The New Year Classics…
The two most famous New Year’s traditions are its fireworks and making resolutions.
Fireworks on New Year’s Eve began in ancient times. The idea was that the fire and noise were believed to dispel spirits and bring good luck.
As for the resolutions?
It is believed that the Babylonians were the first to start the tradition of the New Year’s resolutions.
Of course, people have been breaking them ever since!
One way to make sure that your resolutions ‘stick’ is to create goals that are realistic but simultaneously will make a real improvement in your life. A good one—in terms of plant-based eating—would be to resolve to eliminate ONE type of food from your diet (e.g. dairy) or commit to eating one plant-based meal every day.

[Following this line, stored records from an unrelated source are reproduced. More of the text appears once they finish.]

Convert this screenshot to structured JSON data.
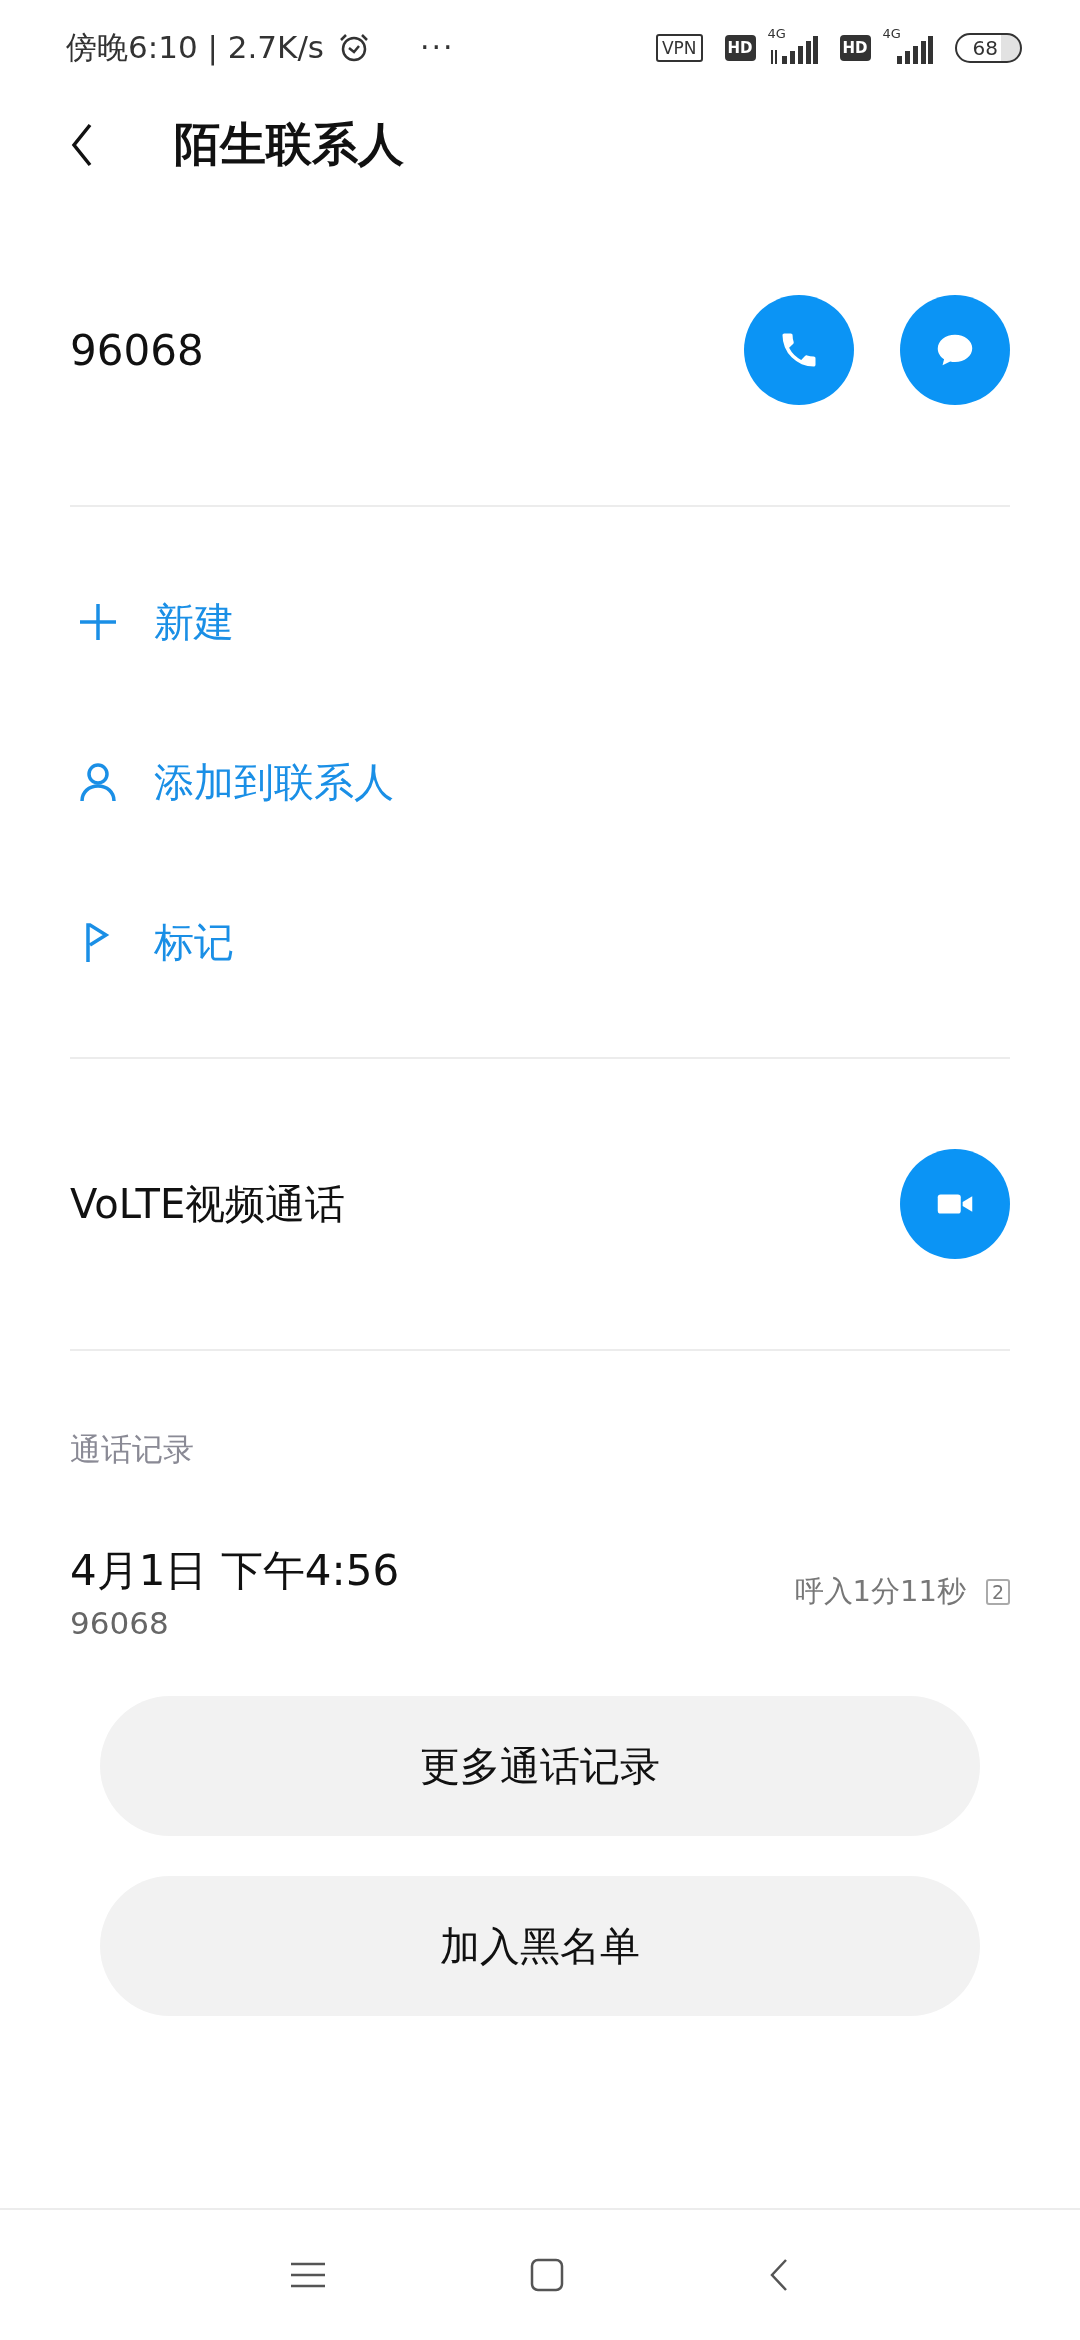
{
  "status_bar": {
    "time": "傍晚6:10 | 2.7K/s",
    "more": "···",
    "vpn": "VPN",
    "sims": [
      {
        "hd": "HD",
        "network": "4G",
        "arrows": true
      },
      {
        "hd": "HD",
        "network": "4G",
        "arrows": false
      }
    ],
    "battery": "68"
  },
  "header": {
    "title": "陌生联系人"
  },
  "contact": {
    "number": "96068"
  },
  "actions": [
    {
      "kind": "add",
      "label": "新建"
    },
    {
      "kind": "person",
      "label": "添加到联系人"
    },
    {
      "kind": "flag",
      "label": "标记"
    }
  ],
  "video_call": {
    "label": "VoLTE视频通话"
  },
  "call_log": {
    "heading": "通话记录",
    "entries": [
      {
        "datetime": "4月1日 下午4:56",
        "number": "96068",
        "detail": "呼入1分11秒",
        "sim": "2"
      }
    ]
  },
  "buttons": [
    "更多通话记录",
    "加入黑名单"
  ]
}
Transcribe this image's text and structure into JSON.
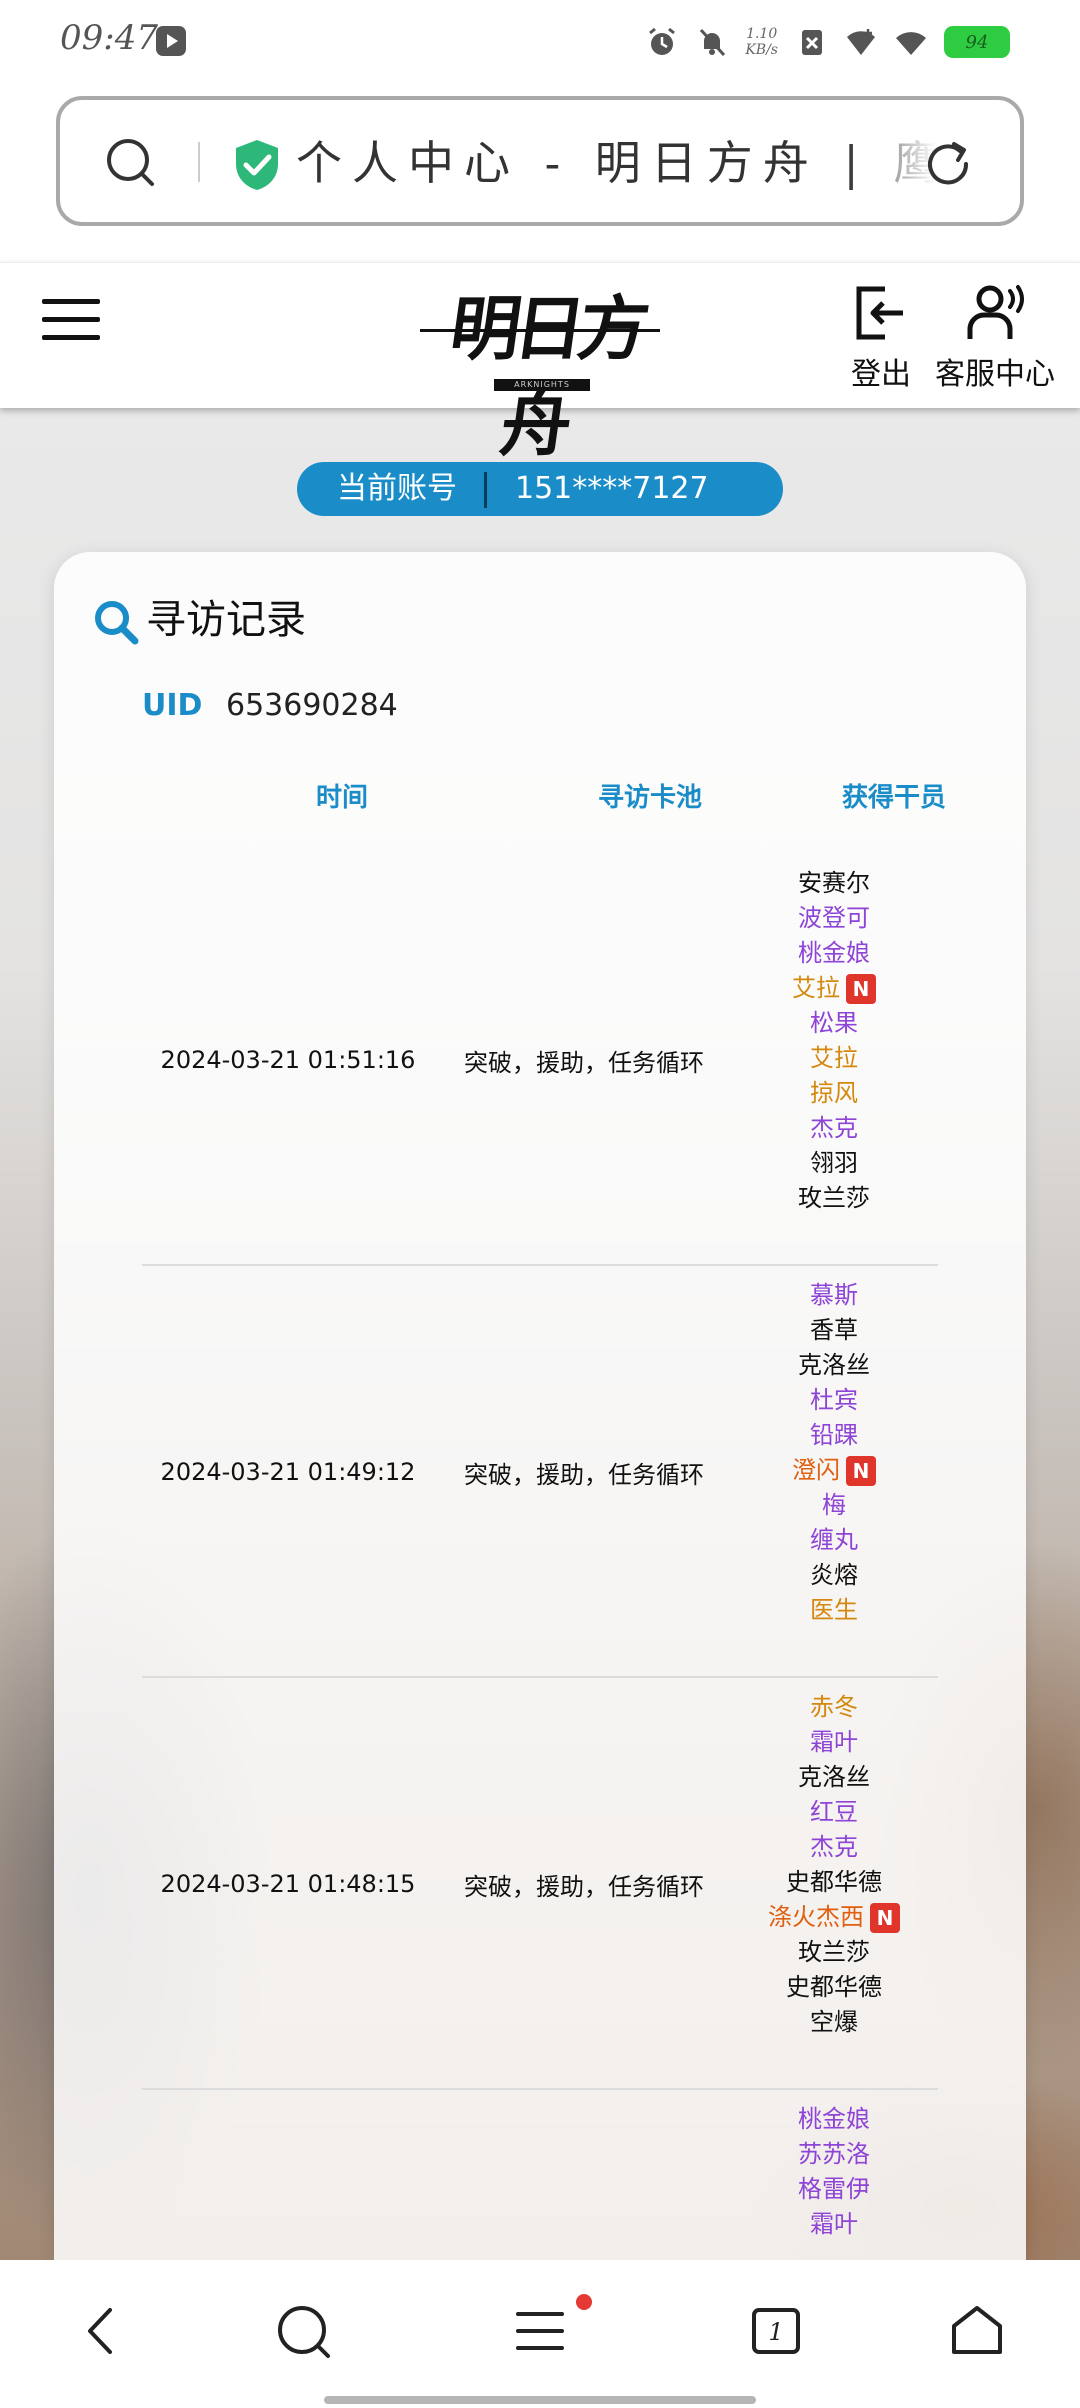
{
  "status_bar": {
    "time": "09:47",
    "net_speed_value": "1.10",
    "net_speed_unit": "KB/s",
    "battery": "94"
  },
  "url_bar": {
    "title": "个人中心 - 明日方舟 | 鹰角"
  },
  "header": {
    "logo_text": "明日方舟",
    "logo_sub": "ARKNIGHTS",
    "logout_label": "登出",
    "service_label": "客服中心"
  },
  "account": {
    "label": "当前账号",
    "value": "151****7127"
  },
  "card": {
    "title": "寻访记录",
    "uid_label": "UID",
    "uid_value": "653690284",
    "columns": [
      "时间",
      "寻访卡池",
      "获得干员"
    ]
  },
  "records": [
    {
      "time": "2024-03-21 01:51:16",
      "pool": "突破，援助，任务循环",
      "operators": [
        {
          "name": "安赛尔",
          "rarity": 3,
          "new": false
        },
        {
          "name": "波登可",
          "rarity": 4,
          "new": false
        },
        {
          "name": "桃金娘",
          "rarity": 4,
          "new": false
        },
        {
          "name": "艾拉",
          "rarity": 5,
          "new": true
        },
        {
          "name": "松果",
          "rarity": 4,
          "new": false
        },
        {
          "name": "艾拉",
          "rarity": 5,
          "new": false
        },
        {
          "name": "掠风",
          "rarity": 5,
          "new": false
        },
        {
          "name": "杰克",
          "rarity": 4,
          "new": false
        },
        {
          "name": "翎羽",
          "rarity": 3,
          "new": false
        },
        {
          "name": "玫兰莎",
          "rarity": 3,
          "new": false
        }
      ]
    },
    {
      "time": "2024-03-21 01:49:12",
      "pool": "突破，援助，任务循环",
      "operators": [
        {
          "name": "慕斯",
          "rarity": 4,
          "new": false
        },
        {
          "name": "香草",
          "rarity": 3,
          "new": false
        },
        {
          "name": "克洛丝",
          "rarity": 3,
          "new": false
        },
        {
          "name": "杜宾",
          "rarity": 4,
          "new": false
        },
        {
          "name": "铅踝",
          "rarity": 4,
          "new": false
        },
        {
          "name": "澄闪",
          "rarity": 6,
          "new": true
        },
        {
          "name": "梅",
          "rarity": 4,
          "new": false
        },
        {
          "name": "缠丸",
          "rarity": 4,
          "new": false
        },
        {
          "name": "炎熔",
          "rarity": 3,
          "new": false
        },
        {
          "name": "医生",
          "rarity": 5,
          "new": false
        }
      ]
    },
    {
      "time": "2024-03-21 01:48:15",
      "pool": "突破，援助，任务循环",
      "operators": [
        {
          "name": "赤冬",
          "rarity": 5,
          "new": false
        },
        {
          "name": "霜叶",
          "rarity": 4,
          "new": false
        },
        {
          "name": "克洛丝",
          "rarity": 3,
          "new": false
        },
        {
          "name": "红豆",
          "rarity": 4,
          "new": false
        },
        {
          "name": "杰克",
          "rarity": 4,
          "new": false
        },
        {
          "name": "史都华德",
          "rarity": 3,
          "new": false
        },
        {
          "name": "涤火杰西",
          "rarity": 6,
          "new": true
        },
        {
          "name": "玫兰莎",
          "rarity": 3,
          "new": false
        },
        {
          "name": "史都华德",
          "rarity": 3,
          "new": false
        },
        {
          "name": "空爆",
          "rarity": 3,
          "new": false
        }
      ]
    },
    {
      "time": "",
      "pool": "",
      "operators": [
        {
          "name": "桃金娘",
          "rarity": 4,
          "new": false
        },
        {
          "name": "苏苏洛",
          "rarity": 4,
          "new": false
        },
        {
          "name": "格雷伊",
          "rarity": 4,
          "new": false
        },
        {
          "name": "霜叶",
          "rarity": 4,
          "new": false
        }
      ]
    }
  ],
  "new_badge_label": "N",
  "bottom_nav": {
    "tab_count": "1"
  },
  "colors": {
    "accent": "#1a8cc8",
    "rarity_3": "#111111",
    "rarity_4": "#8e44d6",
    "rarity_5": "#d4880e",
    "rarity_6": "#e06010",
    "badge": "#e0352b"
  }
}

What to Eat on New Year’s Eve?
What about the food?
Here are some great plant-based food options for the New Year’s celebrations:
- Beans: One of my favorite foods, they symbolize coins and are thought to bring good financial fortune (in Brazil, we eat rice and lentils on New Year’s Eve).
- Grapes: In many Hispanic cultures, 12 grapes are eaten at the countdown to midnight. A sweet grape signifies a lucky month in the coming year; a sour grape…you get the idea.
- Greens: Thought to resemble paper money, all varieties of greens are good luck.
- Black-Eyed Peas: Although technically a bean, I mention this Southern tradition because it’s believed that black-eyed peas bring good fortune, because eating them shows humility.
- Grains: Rice, barley and quinoa symbolize abundance.
- Cornbread: A piece of cornbread signifies gold and wealth.
- Soba: Noodles are thought to symbolize long life. Eat Japanese buckwheat noodles at midnight (when they’re called toshi-koshi, meaning ‘from one year to another’) and make sure to eat the longest ones you can find to ensure longevity.
Whatever you do with your New Year’s Eve, we’re looking forward to making 2016 a great year — with you!
One of the nice traditions of New Year’s Eve when the clock strikes 12:00 (besides the midnight kiss of course!) is that everyone joins in singing “Auld Lang Syne”. This beautiful old Scottish song reminds us to remember and cherish old friendships, good deeds and toast health and good will for the year ahead.
So wherever you are at the midnight moment, we here at UC Davis raise our virtual glasses to each of you and thank you for being our friends and part of a community of people who are looking to live happier, healthier lives.
Looking forward to all the amazing moments we will share together in 2016!